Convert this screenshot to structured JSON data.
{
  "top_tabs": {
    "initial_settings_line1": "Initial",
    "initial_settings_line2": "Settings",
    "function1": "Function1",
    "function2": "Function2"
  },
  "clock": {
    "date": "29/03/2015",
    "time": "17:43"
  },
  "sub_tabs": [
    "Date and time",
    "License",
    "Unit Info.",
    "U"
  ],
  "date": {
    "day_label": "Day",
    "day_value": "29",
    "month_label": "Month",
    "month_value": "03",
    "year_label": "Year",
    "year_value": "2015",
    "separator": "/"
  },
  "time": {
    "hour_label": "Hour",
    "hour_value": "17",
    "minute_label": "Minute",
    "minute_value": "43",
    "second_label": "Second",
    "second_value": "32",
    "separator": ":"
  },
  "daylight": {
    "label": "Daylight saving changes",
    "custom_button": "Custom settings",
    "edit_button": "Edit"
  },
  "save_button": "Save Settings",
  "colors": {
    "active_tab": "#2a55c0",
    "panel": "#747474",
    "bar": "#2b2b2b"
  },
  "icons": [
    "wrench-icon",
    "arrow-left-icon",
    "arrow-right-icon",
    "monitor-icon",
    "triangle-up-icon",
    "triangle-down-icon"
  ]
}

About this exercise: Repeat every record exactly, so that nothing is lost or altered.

Output for this task:
Convert this screenshot to structured JSON data.
{
  "top_tabs": {
    "initial_settings_line1": "Initial",
    "initial_settings_line2": "Settings",
    "function1": "Function1",
    "function2": "Function2"
  },
  "clock": {
    "date": "29/03/2015",
    "time": "17:43"
  },
  "sub_tabs": [
    "Date and time",
    "License",
    "Unit Info.",
    "U"
  ],
  "date": {
    "day_label": "Day",
    "day_value": "29",
    "month_label": "Month",
    "month_value": "03",
    "year_label": "Year",
    "year_value": "2015",
    "separator": "/"
  },
  "time": {
    "hour_label": "Hour",
    "hour_value": "17",
    "minute_label": "Minute",
    "minute_value": "43",
    "second_label": "Second",
    "second_value": "32",
    "separator": ":"
  },
  "daylight": {
    "label": "Daylight saving changes",
    "custom_button": "Custom settings",
    "edit_button": "Edit"
  },
  "save_button": "Save Settings",
  "colors": {
    "active_tab": "#2a55c0",
    "panel": "#747474",
    "bar": "#2b2b2b"
  },
  "icons": [
    "wrench-icon",
    "arrow-left-icon",
    "arrow-right-icon",
    "monitor-icon",
    "triangle-up-icon",
    "triangle-down-icon"
  ]
}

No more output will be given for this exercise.